> _Work item_
All of the listing, from first line to last, should be output exactly; the pictures stay out.

> _Given entries_
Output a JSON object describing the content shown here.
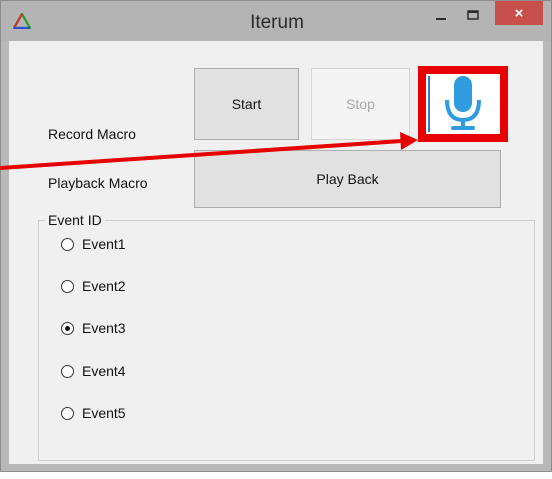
{
  "window": {
    "title": "Iterum",
    "close_glyph": "×",
    "logo_icon": "triangle-logo-icon",
    "close_color": "#c7504a"
  },
  "record": {
    "label": "Record Macro",
    "start_label": "Start",
    "stop_label": "Stop",
    "mic_icon": "microphone-icon",
    "mic_color": "#2f9be0"
  },
  "playback": {
    "label": "Playback Macro",
    "play_back_label": "Play Back"
  },
  "event_group": {
    "legend": "Event ID",
    "options": [
      {
        "label": "Event1",
        "checked": false
      },
      {
        "label": "Event2",
        "checked": false
      },
      {
        "label": "Event3",
        "checked": true
      },
      {
        "label": "Event4",
        "checked": false
      },
      {
        "label": "Event5",
        "checked": false
      }
    ]
  },
  "annotation": {
    "highlight_color": "#e60000"
  }
}
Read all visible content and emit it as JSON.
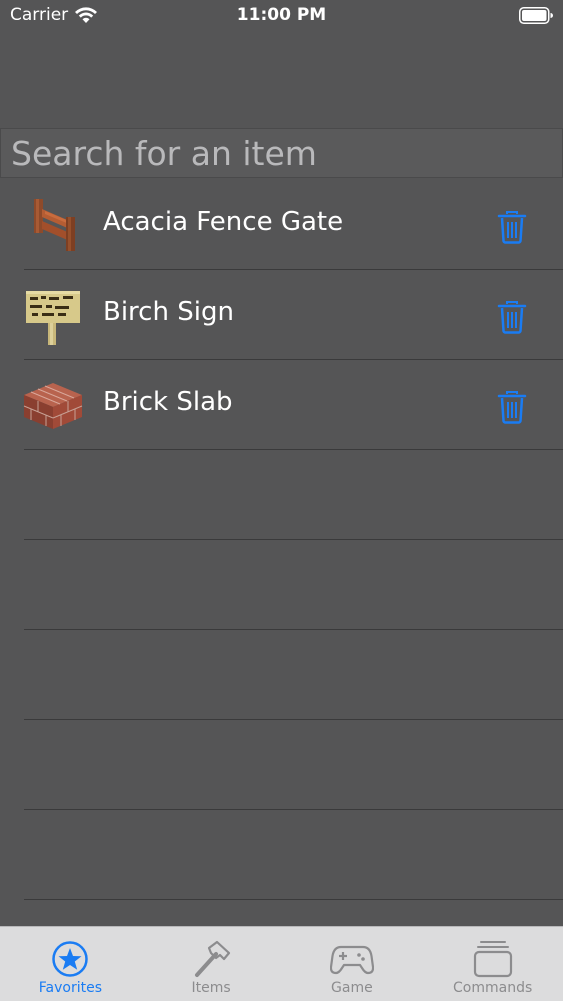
{
  "status_bar": {
    "carrier": "Carrier",
    "time": "11:00 PM"
  },
  "search": {
    "placeholder": "Search for an item",
    "value": ""
  },
  "favorites": {
    "items": [
      {
        "name": "Acacia Fence Gate",
        "icon": "acacia-fence-gate-icon"
      },
      {
        "name": "Birch Sign",
        "icon": "birch-sign-icon"
      },
      {
        "name": "Brick Slab",
        "icon": "brick-slab-icon"
      }
    ],
    "empty_rows": 5
  },
  "tab_bar": {
    "active": "favorites",
    "tabs": [
      {
        "id": "favorites",
        "label": "Favorites",
        "icon": "star-icon"
      },
      {
        "id": "items",
        "label": "Items",
        "icon": "hammer-icon"
      },
      {
        "id": "game",
        "label": "Game",
        "icon": "gamepad-icon"
      },
      {
        "id": "commands",
        "label": "Commands",
        "icon": "stack-icon"
      }
    ]
  },
  "colors": {
    "background": "#555556",
    "accent": "#1a7cf3",
    "tab_bar": "#dcdcdd",
    "inactive": "#8c8c8e"
  }
}
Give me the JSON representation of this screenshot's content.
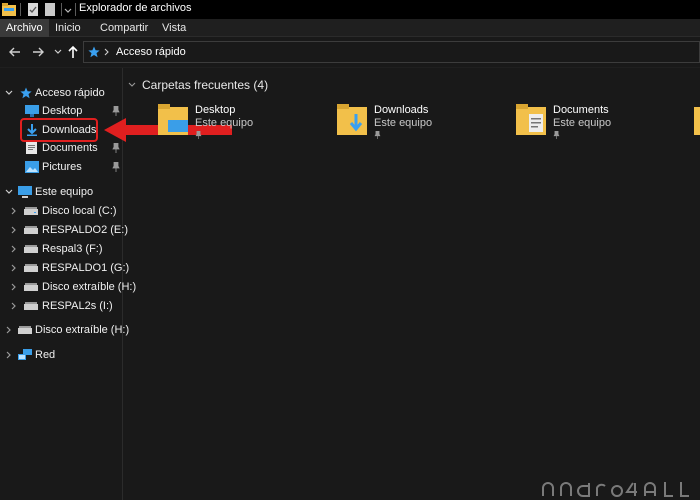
{
  "window": {
    "title": "Explorador de archivos"
  },
  "ribbon": {
    "tabs": [
      {
        "label": "Archivo",
        "active": true
      },
      {
        "label": "Inicio",
        "active": false
      },
      {
        "label": "Compartir",
        "active": false
      },
      {
        "label": "Vista",
        "active": false
      }
    ]
  },
  "nav": {
    "address_path": "Acceso rápido"
  },
  "sidebar": {
    "quick_access": "Acceso rápido",
    "pinned": [
      "Desktop",
      "Downloads",
      "Documents",
      "Pictures"
    ],
    "this_pc": "Este equipo",
    "drives": [
      "Disco local (C:)",
      "RESPALDO2 (E:)",
      "Respal3 (F:)",
      "RESPALDO1 (G:)",
      "Disco extraíble (H:)",
      "RESPAL2s (I:)"
    ],
    "removable": "Disco extraíble (H:)",
    "network": "Red"
  },
  "main": {
    "section_title": "Carpetas frecuentes (4)",
    "folders": [
      {
        "name": "Desktop",
        "location": "Este equipo",
        "icon": "desktop-folder-icon"
      },
      {
        "name": "Downloads",
        "location": "Este equipo",
        "icon": "downloads-folder-icon"
      },
      {
        "name": "Documents",
        "location": "Este equipo",
        "icon": "documents-folder-icon"
      }
    ]
  },
  "annotation": {
    "color": "#e01f1f"
  },
  "colors": {
    "accent_blue": "#3aa0f0",
    "folder_yellow": "#f2c04a"
  }
}
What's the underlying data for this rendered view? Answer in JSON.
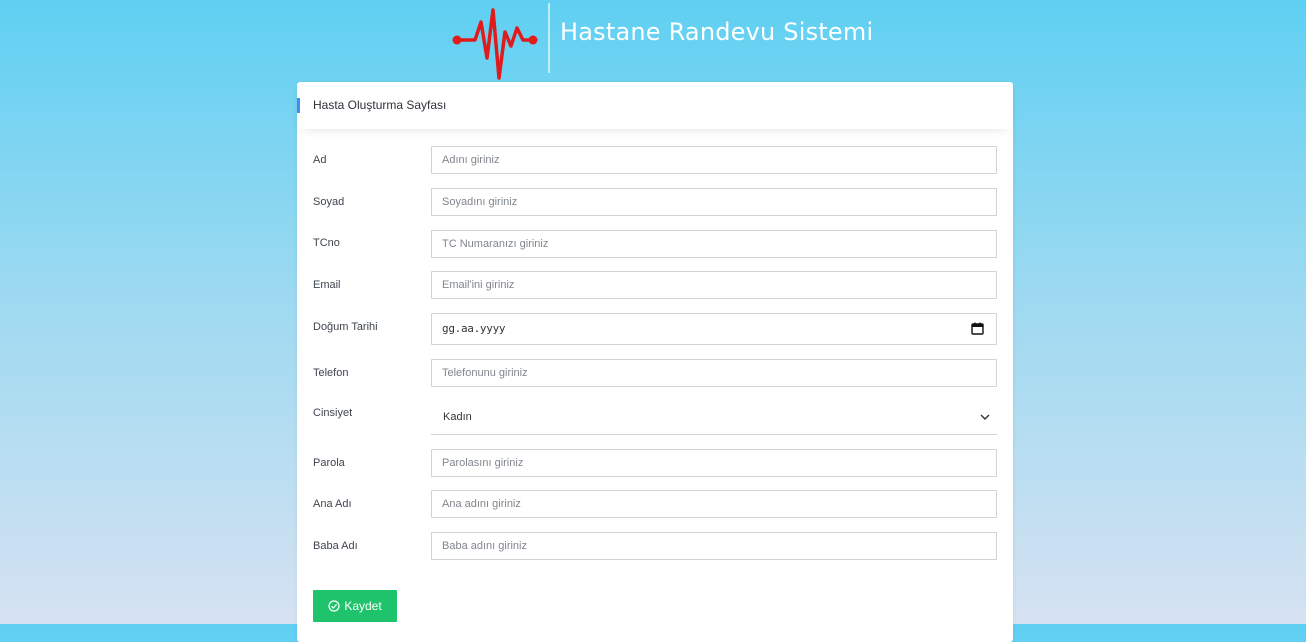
{
  "brand": {
    "title": "Hastane Randevu Sistemi",
    "logo_icon": "heartbeat-icon",
    "logo_color": "#e01b1b"
  },
  "card": {
    "title": "Hasta Oluşturma Sayfası",
    "accent_color": "#3d8ef0"
  },
  "form": {
    "ad": {
      "label": "Ad",
      "placeholder": "Adını giriniz"
    },
    "soyad": {
      "label": "Soyad",
      "placeholder": "Soyadını giriniz"
    },
    "tcno": {
      "label": "TCno",
      "placeholder": "TC Numaranızı giriniz"
    },
    "email": {
      "label": "Email",
      "placeholder": "Email'ini giriniz"
    },
    "dogum": {
      "label": "Doğum Tarihi",
      "value": "gg.aa.yyyy",
      "icon": "calendar-icon"
    },
    "telefon": {
      "label": "Telefon",
      "placeholder": "Telefonunu giriniz"
    },
    "cinsiyet": {
      "label": "Cinsiyet",
      "selected": "Kadın",
      "icon": "chevron-down-icon"
    },
    "parola": {
      "label": "Parola",
      "placeholder": "Parolasını giriniz"
    },
    "ana_adi": {
      "label": "Ana Adı",
      "placeholder": "Ana adını giriniz"
    },
    "baba_adi": {
      "label": "Baba Adı",
      "placeholder": "Baba adını giriniz"
    }
  },
  "actions": {
    "save_label": "Kaydet",
    "save_icon": "check-circle-icon",
    "save_color": "#1fc36b"
  }
}
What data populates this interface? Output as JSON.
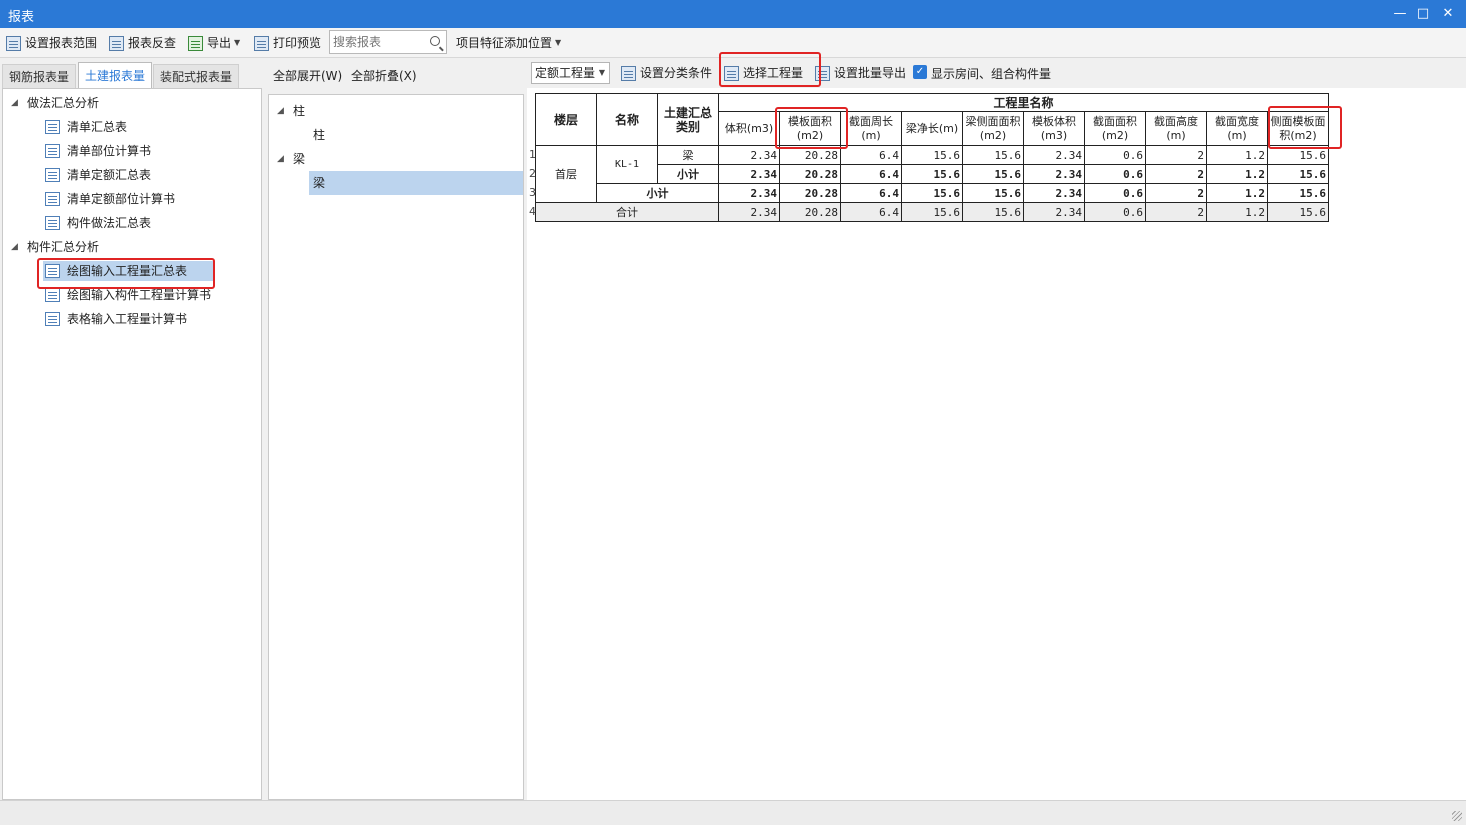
{
  "window": {
    "title": "报表",
    "minimize": "—",
    "maximize": "□",
    "close": "✕"
  },
  "toolbar": {
    "set_range": "设置报表范围",
    "reverse_check": "报表反查",
    "export": "导出",
    "print_preview": "打印预览",
    "search_placeholder": "搜索报表",
    "add_feature_position": "项目特征添加位置"
  },
  "tabs": [
    "钢筋报表量",
    "土建报表量",
    "装配式报表量"
  ],
  "left_tree": {
    "group1": "做法汇总分析",
    "group1_items": [
      "清单汇总表",
      "清单部位计算书",
      "清单定额汇总表",
      "清单定额部位计算书",
      "构件做法汇总表"
    ],
    "group2": "构件汇总分析",
    "group2_items": [
      "绘图输入工程量汇总表",
      "绘图输入构件工程量计算书",
      "表格输入工程量计算书"
    ]
  },
  "middle": {
    "expand_all": "全部展开(W)",
    "collapse_all": "全部折叠(X)",
    "tree": [
      {
        "label": "柱",
        "child": "柱"
      },
      {
        "label": "梁",
        "child": "梁"
      }
    ]
  },
  "right_toolbar": {
    "combo_value": "定额工程量",
    "set_category": "设置分类条件",
    "select_quantity": "选择工程量",
    "batch_export": "设置批量导出",
    "show_rooms": "显示房间、组合构件量"
  },
  "table": {
    "headers": {
      "floor": "楼层",
      "name": "名称",
      "category": "土建汇总类别",
      "quantity_group": "工程里名称"
    },
    "columns": [
      "体积(m3)",
      "模板面积(m2)",
      "截面周长(m)",
      "梁净长(m)",
      "梁侧面面积(m2)",
      "模板体积(m3)",
      "截面面积(m2)",
      "截面高度(m)",
      "截面宽度(m)",
      "侧面模板面积(m2)"
    ],
    "row_numbers": [
      "1",
      "2",
      "3",
      "4"
    ],
    "floor": "首层",
    "component": "KL-1",
    "rows": [
      {
        "category": "梁",
        "values": [
          "2.34",
          "20.28",
          "6.4",
          "15.6",
          "15.6",
          "2.34",
          "0.6",
          "2",
          "1.2",
          "15.6"
        ]
      },
      {
        "category": "小计",
        "values": [
          "2.34",
          "20.28",
          "6.4",
          "15.6",
          "15.6",
          "2.34",
          "0.6",
          "2",
          "1.2",
          "15.6"
        ]
      }
    ],
    "subtotal": {
      "label": "小计",
      "values": [
        "2.34",
        "20.28",
        "6.4",
        "15.6",
        "15.6",
        "2.34",
        "0.6",
        "2",
        "1.2",
        "15.6"
      ]
    },
    "total": {
      "label": "合计",
      "values": [
        "2.34",
        "20.28",
        "6.4",
        "15.6",
        "15.6",
        "2.34",
        "0.6",
        "2",
        "1.2",
        "15.6"
      ]
    }
  }
}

> _Result of the task_
Output a JSON object describing the content shown here.
{
  "window": {
    "title": "Iterum",
    "close_glyph": "×",
    "logo_icon": "triangle-logo-icon",
    "close_color": "#c7504a"
  },
  "record": {
    "label": "Record Macro",
    "start_label": "Start",
    "stop_label": "Stop",
    "mic_icon": "microphone-icon",
    "mic_color": "#2f9be0"
  },
  "playback": {
    "label": "Playback Macro",
    "play_back_label": "Play Back"
  },
  "event_group": {
    "legend": "Event ID",
    "options": [
      {
        "label": "Event1",
        "checked": false
      },
      {
        "label": "Event2",
        "checked": false
      },
      {
        "label": "Event3",
        "checked": true
      },
      {
        "label": "Event4",
        "checked": false
      },
      {
        "label": "Event5",
        "checked": false
      }
    ]
  },
  "annotation": {
    "highlight_color": "#e60000"
  }
}
Read all visible content and emit it as JSON.
{
  "status_bar": {
    "carrier": "Carrier",
    "time": "11:00 PM"
  },
  "search": {
    "placeholder": "Search for an item",
    "value": ""
  },
  "favorites": {
    "items": [
      {
        "name": "Acacia Fence Gate",
        "icon": "acacia-fence-gate-icon"
      },
      {
        "name": "Birch Sign",
        "icon": "birch-sign-icon"
      },
      {
        "name": "Brick Slab",
        "icon": "brick-slab-icon"
      }
    ],
    "empty_rows": 5
  },
  "tab_bar": {
    "active": "favorites",
    "tabs": [
      {
        "id": "favorites",
        "label": "Favorites",
        "icon": "star-icon"
      },
      {
        "id": "items",
        "label": "Items",
        "icon": "hammer-icon"
      },
      {
        "id": "game",
        "label": "Game",
        "icon": "gamepad-icon"
      },
      {
        "id": "commands",
        "label": "Commands",
        "icon": "stack-icon"
      }
    ]
  },
  "colors": {
    "background": "#555556",
    "accent": "#1a7cf3",
    "tab_bar": "#dcdcdd",
    "inactive": "#8c8c8e"
  }
}
Give me the JSON representation of this screenshot's content.
{
  "window": {
    "title": "Explorador de archivos"
  },
  "ribbon": {
    "tabs": [
      {
        "label": "Archivo",
        "active": true
      },
      {
        "label": "Inicio",
        "active": false
      },
      {
        "label": "Compartir",
        "active": false
      },
      {
        "label": "Vista",
        "active": false
      }
    ]
  },
  "nav": {
    "address_path": "Acceso rápido"
  },
  "sidebar": {
    "quick_access": "Acceso rápido",
    "pinned": [
      "Desktop",
      "Downloads",
      "Documents",
      "Pictures"
    ],
    "this_pc": "Este equipo",
    "drives": [
      "Disco local (C:)",
      "RESPALDO2 (E:)",
      "Respal3 (F:)",
      "RESPALDO1 (G:)",
      "Disco extraíble (H:)",
      "RESPAL2s (I:)"
    ],
    "removable": "Disco extraíble (H:)",
    "network": "Red"
  },
  "main": {
    "section_title": "Carpetas frecuentes (4)",
    "folders": [
      {
        "name": "Desktop",
        "location": "Este equipo",
        "icon": "desktop-folder-icon"
      },
      {
        "name": "Downloads",
        "location": "Este equipo",
        "icon": "downloads-folder-icon"
      },
      {
        "name": "Documents",
        "location": "Este equipo",
        "icon": "documents-folder-icon"
      }
    ]
  },
  "annotation": {
    "color": "#e01f1f"
  },
  "colors": {
    "accent_blue": "#3aa0f0",
    "folder_yellow": "#f2c04a"
  }
}
What's the underlying data for this rendered view? Answer in JSON.
{
  "brand": {
    "title": "Hastane Randevu Sistemi",
    "logo_icon": "heartbeat-icon",
    "logo_color": "#e01b1b"
  },
  "card": {
    "title": "Hasta Oluşturma Sayfası",
    "accent_color": "#3d8ef0"
  },
  "form": {
    "ad": {
      "label": "Ad",
      "placeholder": "Adını giriniz"
    },
    "soyad": {
      "label": "Soyad",
      "placeholder": "Soyadını giriniz"
    },
    "tcno": {
      "label": "TCno",
      "placeholder": "TC Numaranızı giriniz"
    },
    "email": {
      "label": "Email",
      "placeholder": "Email'ini giriniz"
    },
    "dogum": {
      "label": "Doğum Tarihi",
      "value": "gg.aa.yyyy",
      "icon": "calendar-icon"
    },
    "telefon": {
      "label": "Telefon",
      "placeholder": "Telefonunu giriniz"
    },
    "cinsiyet": {
      "label": "Cinsiyet",
      "selected": "Kadın",
      "icon": "chevron-down-icon"
    },
    "parola": {
      "label": "Parola",
      "placeholder": "Parolasını giriniz"
    },
    "ana_adi": {
      "label": "Ana Adı",
      "placeholder": "Ana adını giriniz"
    },
    "baba_adi": {
      "label": "Baba Adı",
      "placeholder": "Baba adını giriniz"
    }
  },
  "actions": {
    "save_label": "Kaydet",
    "save_icon": "check-circle-icon",
    "save_color": "#1fc36b"
  }
}
What data populates this interface? Output as JSON.
{
  "window": {
    "title": "报表",
    "minimize": "—",
    "maximize": "□",
    "close": "✕"
  },
  "toolbar": {
    "set_range": "设置报表范围",
    "reverse_check": "报表反查",
    "export": "导出",
    "print_preview": "打印预览",
    "search_placeholder": "搜索报表",
    "add_feature_position": "项目特征添加位置"
  },
  "tabs": [
    "钢筋报表量",
    "土建报表量",
    "装配式报表量"
  ],
  "left_tree": {
    "group1": "做法汇总分析",
    "group1_items": [
      "清单汇总表",
      "清单部位计算书",
      "清单定额汇总表",
      "清单定额部位计算书",
      "构件做法汇总表"
    ],
    "group2": "构件汇总分析",
    "group2_items": [
      "绘图输入工程量汇总表",
      "绘图输入构件工程量计算书",
      "表格输入工程量计算书"
    ]
  },
  "middle": {
    "expand_all": "全部展开(W)",
    "collapse_all": "全部折叠(X)",
    "tree": [
      {
        "label": "柱",
        "child": "柱"
      },
      {
        "label": "梁",
        "child": "梁"
      }
    ]
  },
  "right_toolbar": {
    "combo_value": "定额工程量",
    "set_category": "设置分类条件",
    "select_quantity": "选择工程量",
    "batch_export": "设置批量导出",
    "show_rooms": "显示房间、组合构件量"
  },
  "table": {
    "headers": {
      "floor": "楼层",
      "name": "名称",
      "category": "土建汇总类别",
      "quantity_group": "工程里名称"
    },
    "columns": [
      "体积(m3)",
      "模板面积(m2)",
      "截面周长(m)",
      "梁净长(m)",
      "梁侧面面积(m2)",
      "模板体积(m3)",
      "截面面积(m2)",
      "截面高度(m)",
      "截面宽度(m)",
      "侧面模板面积(m2)"
    ],
    "row_numbers": [
      "1",
      "2",
      "3",
      "4"
    ],
    "floor": "首层",
    "component": "KL-1",
    "rows": [
      {
        "category": "梁",
        "values": [
          "2.34",
          "20.28",
          "6.4",
          "15.6",
          "15.6",
          "2.34",
          "0.6",
          "2",
          "1.2",
          "15.6"
        ]
      },
      {
        "category": "小计",
        "values": [
          "2.34",
          "20.28",
          "6.4",
          "15.6",
          "15.6",
          "2.34",
          "0.6",
          "2",
          "1.2",
          "15.6"
        ]
      }
    ],
    "subtotal": {
      "label": "小计",
      "values": [
        "2.34",
        "20.28",
        "6.4",
        "15.6",
        "15.6",
        "2.34",
        "0.6",
        "2",
        "1.2",
        "15.6"
      ]
    },
    "total": {
      "label": "合计",
      "values": [
        "2.34",
        "20.28",
        "6.4",
        "15.6",
        "15.6",
        "2.34",
        "0.6",
        "2",
        "1.2",
        "15.6"
      ]
    }
  }
}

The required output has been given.